Okay, it’s busy around my house in the weeks approaching Christmas, so little time for writing. However, I have completed the first chapters of my next novel, Garden of Lies, and am very happy with it. I had written the first draft, then read it and realized it needed to be written in third person as opposed to the first person I had written in. SO, the big undertaking of rewriting in third is nearly complete. Then I can move on to the the rest of the story. It’s a lot of work so I’m thrilled I realized this when not yet 100 pages in. WHEW!
Aside from that there’s the decorating, the shopping, the baking, the cleaning, the shopping, the wrapping, the
shopping and the stuffing of stockings. Oh, and then more shopping. What! You don’t decorate your scotch?
And then I volunteer, as I have for nearly 20 years, as an artist for the Salvation Army Toy-n-Joy event. It’s a LONG day of drawing, painting and decorating the stadium before our ‘guests’ arrive to select toys for their children — children who otherwise would likely not have a gift for Christmas. Every year this work makes me feel part of something bigger than myself. Many years ago before my life was so blessed, I was a mom who could barely afford Christmas for my child, it’s a painful, shame-filled and soul sucking experience. That’s why I so love being a little part of making a child smile at Christmas and helping out another mother who otherwise may feel helpless.

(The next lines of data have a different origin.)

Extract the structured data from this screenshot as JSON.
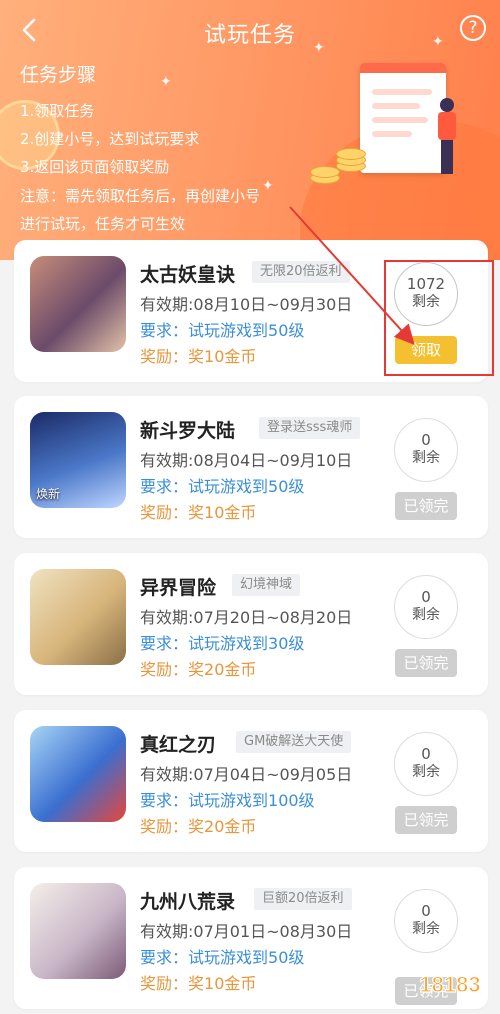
{
  "header": {
    "title": "试玩任务",
    "back_icon": "chevron-left-icon",
    "help_icon": "question-circle-icon",
    "help_glyph": "?"
  },
  "steps": {
    "title": "任务步骤",
    "items": [
      "1.领取任务",
      "2.创建小号，达到试玩要求",
      "3.返回该页面领取奖励"
    ],
    "note_line1": "注意：需先领取任务后，再创建小号",
    "note_line2": "进行试玩，任务才可生效"
  },
  "tasks": [
    {
      "name": "太古妖皇诀",
      "tag": "无限20倍返利",
      "validity_label": "有效期:",
      "validity": "08月10日~09月30日",
      "req_label": "要求：",
      "requirement": "试玩游戏到50级",
      "reward_label": "奖励：",
      "reward": "奖10金币",
      "remaining": "1072",
      "remaining_label": "剩余",
      "button": "领取",
      "thumb_text": "",
      "colors": [
        "#c78d7a",
        "#6b4b6a",
        "#e3c3a6"
      ]
    },
    {
      "name": "新斗罗大陆",
      "tag": "登录送sss魂师",
      "validity_label": "有效期:",
      "validity": "08月04日~09月10日",
      "req_label": "要求：",
      "requirement": "试玩游戏到50级",
      "reward_label": "奖励：",
      "reward": "奖10金币",
      "remaining": "0",
      "remaining_label": "剩余",
      "button": "已领完",
      "thumb_text": "焕新",
      "colors": [
        "#1b2a66",
        "#4a78c8",
        "#c0d6ff"
      ]
    },
    {
      "name": "异界冒险",
      "tag": "幻境神域",
      "validity_label": "有效期:",
      "validity": "07月20日~08月20日",
      "req_label": "要求：",
      "requirement": "试玩游戏到30级",
      "reward_label": "奖励：",
      "reward": "奖20金币",
      "remaining": "0",
      "remaining_label": "剩余",
      "button": "已领完",
      "thumb_text": "",
      "colors": [
        "#f0e2c2",
        "#d7b57a",
        "#8a6f48"
      ]
    },
    {
      "name": "真红之刃",
      "tag": "GM破解送大天使",
      "validity_label": "有效期:",
      "validity": "07月04日~09月05日",
      "req_label": "要求：",
      "requirement": "试玩游戏到100级",
      "reward_label": "奖励：",
      "reward": "奖20金币",
      "remaining": "0",
      "remaining_label": "剩余",
      "button": "已领完",
      "thumb_text": "",
      "colors": [
        "#a8d4f5",
        "#3a6fd0",
        "#e7463a"
      ]
    },
    {
      "name": "九州八荒录",
      "tag": "巨额20倍返利",
      "validity_label": "有效期:",
      "validity": "07月01日~08月30日",
      "req_label": "要求：",
      "requirement": "试玩游戏到50级",
      "reward_label": "奖励：",
      "reward": "奖10金币",
      "remaining": "0",
      "remaining_label": "剩余",
      "button": "已领完",
      "thumb_text": "",
      "colors": [
        "#f4efe9",
        "#c9b7c8",
        "#7b5b77"
      ]
    }
  ],
  "watermark": "18183",
  "colors": {
    "header_start": "#ffb07c",
    "header_end": "#ff7f4a",
    "claim": "#f4c02f",
    "done": "#cfcfcf",
    "blue_text": "#3b8fd9",
    "orange_text": "#e7963c",
    "annotation": "#e53935"
  }
}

Lend a hand this year, lift a neighbor up, give to the food bank or toy event in your community, visit an elder care home and give the gift of your time, pack food gift baskets for your church or give a teacher some special school supplies to surprise her kids with – whatever kind of opportunity aligns with your beliefs, the point is that there are so many ways to give. Tis the season. Blessings, Mindy